Record excerpts:

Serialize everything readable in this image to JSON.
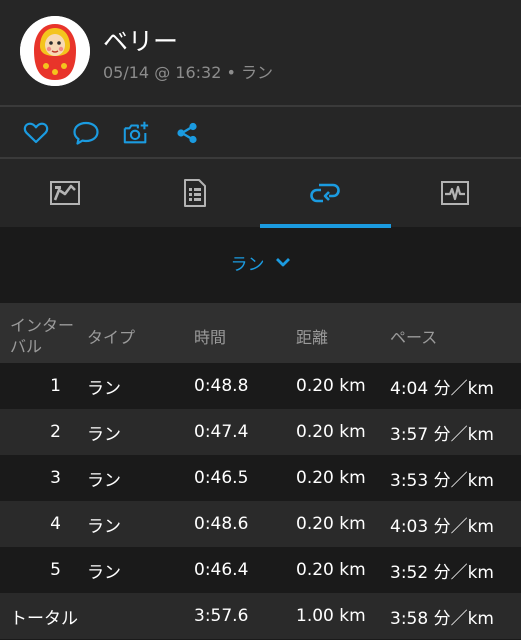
{
  "header": {
    "user_name": "ベリー",
    "meta": "05/14 @ 16:32 • ラン"
  },
  "actions": [
    {
      "name": "like-button",
      "icon": "heart-icon"
    },
    {
      "name": "comment-button",
      "icon": "comment-icon"
    },
    {
      "name": "add-photo-button",
      "icon": "camera-plus-icon"
    },
    {
      "name": "share-button",
      "icon": "share-icon"
    }
  ],
  "tabs": [
    {
      "name": "tab-map",
      "icon": "map-icon",
      "active": false
    },
    {
      "name": "tab-details",
      "icon": "document-icon",
      "active": false
    },
    {
      "name": "tab-laps",
      "icon": "laps-icon",
      "active": true
    },
    {
      "name": "tab-charts",
      "icon": "chart-icon",
      "active": false
    }
  ],
  "filter": {
    "selected": "ラン"
  },
  "table": {
    "headers": {
      "interval_line1": "インター",
      "interval_line2": "バル",
      "type": "タイプ",
      "time": "時間",
      "distance": "距離",
      "pace": "ペース"
    },
    "rows": [
      {
        "idx": "1",
        "type": "ラン",
        "time": "0:48.8",
        "distance": "0.20 km",
        "pace": "4:04 分／km"
      },
      {
        "idx": "2",
        "type": "ラン",
        "time": "0:47.4",
        "distance": "0.20 km",
        "pace": "3:57 分／km"
      },
      {
        "idx": "3",
        "type": "ラン",
        "time": "0:46.5",
        "distance": "0.20 km",
        "pace": "3:53 分／km"
      },
      {
        "idx": "4",
        "type": "ラン",
        "time": "0:48.6",
        "distance": "0.20 km",
        "pace": "4:03 分／km"
      },
      {
        "idx": "5",
        "type": "ラン",
        "time": "0:46.4",
        "distance": "0.20 km",
        "pace": "3:52 分／km"
      }
    ],
    "total": {
      "label": "トータル",
      "time": "3:57.6",
      "distance": "1.00 km",
      "pace": "3:58 分／km"
    }
  },
  "colors": {
    "accent": "#1b9be0",
    "background": "#1a1a1a",
    "header_bg": "#262626"
  }
}
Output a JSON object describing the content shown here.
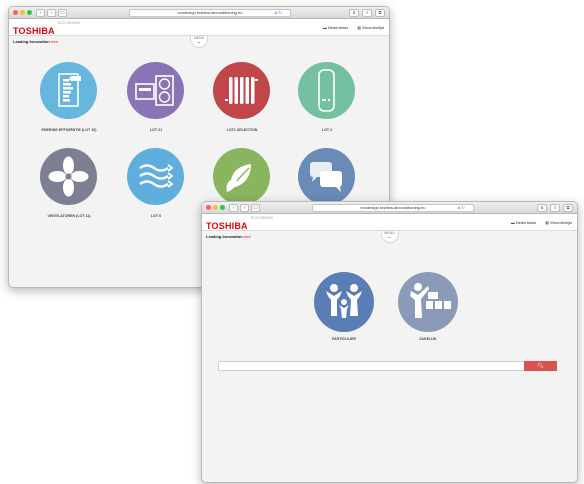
{
  "window1": {
    "url": "ecodesign.toshiba-airconditioning.eu",
    "brand": "TOSHIBA",
    "eco_label": "ECO DESIGN",
    "tagline": "Leading Innovation",
    "tag_arrow": ">>>",
    "menu_label": "MENU",
    "languages": [
      "Nederlands",
      "Woordenlijst"
    ],
    "categories": [
      {
        "label": "ENERGIE-EFFICIËNTIE (LOT 10)",
        "icon": "energy-label-icon",
        "color": "#66b6de"
      },
      {
        "label": "LOT 21",
        "icon": "heat-pump-unit-icon",
        "color": "#8a74b6"
      },
      {
        "label": "LOT1 SELECTION",
        "icon": "radiator-icon",
        "color": "#c0464a"
      },
      {
        "label": "LOT 2",
        "icon": "water-heater-icon",
        "color": "#76c0a2"
      },
      {
        "label": "VENTILATOREN (LOT 11)",
        "icon": "fan-icon",
        "color": "#7d7f93"
      },
      {
        "label": "LOT 6",
        "icon": "air-waves-icon",
        "color": "#5faedd"
      },
      {
        "label": "",
        "icon": "leaves-icon",
        "color": "#8ab55f"
      },
      {
        "label": "",
        "icon": "chat-bubbles-icon",
        "color": "#6a8ab8"
      }
    ]
  },
  "window2": {
    "url": "ecodesign.toshiba-airconditioning.eu",
    "brand": "TOSHIBA",
    "eco_label": "ECO DESIGN",
    "tagline": "Leading Innovation",
    "tag_arrow": ">>>",
    "menu_label": "MENU",
    "languages": [
      "Nederlands",
      "Woordenlijst"
    ],
    "choices": [
      {
        "label": "PARTICULIER",
        "icon": "family-icon",
        "color": "#5b7db5"
      },
      {
        "label": "ZAKELIJK",
        "icon": "business-icon",
        "color": "#8a9ab8"
      }
    ],
    "search_placeholder": "",
    "search_button_icon": "search-icon"
  }
}
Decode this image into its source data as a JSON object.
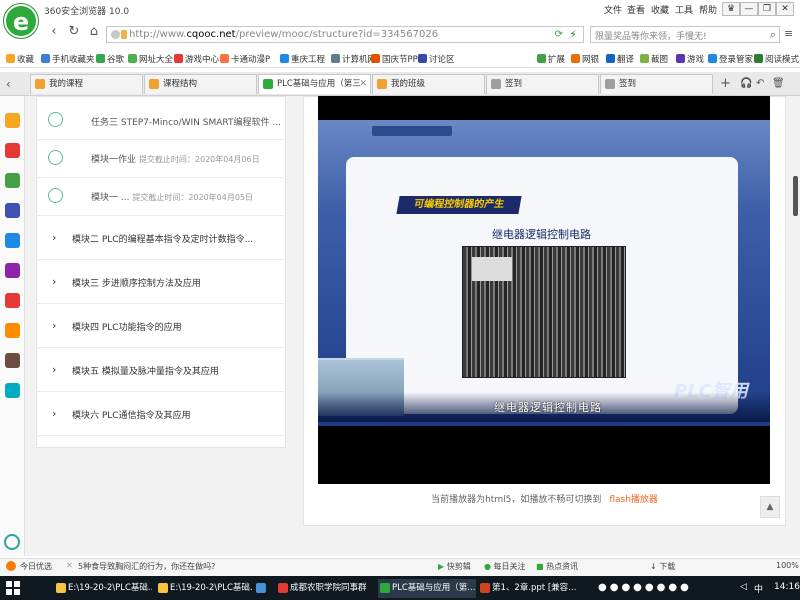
{
  "browser": {
    "app_title": "360安全浏览器 10.0",
    "menu": [
      "文件",
      "查看",
      "收藏",
      "工具",
      "帮助"
    ],
    "url_prefix": "http://www.",
    "url_domain": "cqooc.net",
    "url_path": "/preview/mooc/structure?id=334567026",
    "search_placeholder": "限量奖品等你来领，手慢无!",
    "logo_letter": "e"
  },
  "bookmarks": [
    {
      "label": "收藏",
      "color": "#f5a623"
    },
    {
      "label": "手机收藏夹",
      "color": "#3b7dd8"
    },
    {
      "label": "谷歌",
      "color": "#34a853"
    },
    {
      "label": "网址大全",
      "color": "#4caf50"
    },
    {
      "label": "游戏中心",
      "color": "#e53935"
    },
    {
      "label": "卡通动漫P",
      "color": "#ff7043"
    },
    {
      "label": "重庆工程",
      "color": "#1e88e5"
    },
    {
      "label": "计算机网",
      "color": "#607d8b"
    },
    {
      "label": "国庆节PP",
      "color": "#e65100"
    },
    {
      "label": "讨论区",
      "color": "#3949ab"
    }
  ],
  "bookmarks_right": [
    "扩展",
    "网银",
    "翻译",
    "截图",
    "游戏",
    "登录管家",
    "阅读模式"
  ],
  "tabs": [
    {
      "label": "我的课程",
      "color": "#f0a030",
      "active": false
    },
    {
      "label": "课程结构",
      "color": "#f0a030",
      "active": false
    },
    {
      "label": "PLC基础与应用（第三",
      "color": "#2eaa3c",
      "active": true
    },
    {
      "label": "我的班级",
      "color": "#f0a030",
      "active": false
    },
    {
      "label": "签到",
      "color": "#9e9e9e",
      "active": false
    },
    {
      "label": "签到",
      "color": "#9e9e9e",
      "active": false
    }
  ],
  "sidebar_icons": [
    {
      "name": "star-icon",
      "color": "#f5a623"
    },
    {
      "name": "weibo-icon",
      "color": "#e53935"
    },
    {
      "name": "mail-icon",
      "color": "#43a047"
    },
    {
      "name": "app-icon-1",
      "color": "#3f51b5"
    },
    {
      "name": "app-icon-2",
      "color": "#1e88e5"
    },
    {
      "name": "game-icon-1",
      "color": "#8e24aa"
    },
    {
      "name": "shop-icon",
      "color": "#e53935"
    },
    {
      "name": "game-icon-2",
      "color": "#fb8c00"
    },
    {
      "name": "game-icon-3",
      "color": "#6d4c41"
    },
    {
      "name": "p-icon",
      "color": "#00acc1"
    }
  ],
  "tasks": [
    {
      "title": "任务三 STEP7-Minco/WIN SMART编程软件 ...",
      "deadline": ""
    },
    {
      "title": "模块一作业",
      "deadline": "提交截止时间：2020年04月06日"
    },
    {
      "title": "模块一 ...",
      "deadline": "提交截止时间：2020年04月05日"
    }
  ],
  "modules": [
    "模块二 PLC的编程基本指令及定时计数指令...",
    "模块三 步进顺序控制方法及应用",
    "模块四 PLC功能指令的应用",
    "模块五 模拟量及脉冲量指令及其应用",
    "模块六 PLC通信指令及其应用"
  ],
  "slide": {
    "banner": "可编程控制器的产生",
    "heading": "继电器逻辑控制电路",
    "caption": "继电器逻辑控制电路",
    "watermark": "PLC智用"
  },
  "player": {
    "note": "当前播放器为html5，如播放不畅可切换到",
    "switch_link": "flash播放器",
    "scroll_up": "▲"
  },
  "statusbar": {
    "left1": "今日优选",
    "left2": "5种食导致胸闷汇的行为，你还在做吗?",
    "right": [
      "快剪辑",
      "每日关注",
      "热点资讯",
      "下载",
      "100%"
    ]
  },
  "taskbar": {
    "items": [
      {
        "label": "E:\\19-20-2\\PLC基础...",
        "color": "#f5c542",
        "active": false
      },
      {
        "label": "E:\\19-20-2\\PLC基础...",
        "color": "#f5c542",
        "active": false
      },
      {
        "label": "",
        "color": "#4a90d9",
        "active": false
      },
      {
        "label": "成都农职学院同事群",
        "color": "#e53935",
        "active": false
      },
      {
        "label": "PLC基础与应用（第...",
        "color": "#2eaa3c",
        "active": true
      },
      {
        "label": "第1、2章.ppt [兼容...",
        "color": "#d04423",
        "active": false
      }
    ],
    "ime": "中",
    "clock": "14:16"
  }
}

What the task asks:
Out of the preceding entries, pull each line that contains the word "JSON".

Output:
Serialize everything readable in this image to JSON.
Output a JSON object describing the content shown here.
Decode this image into its source data as a JSON object.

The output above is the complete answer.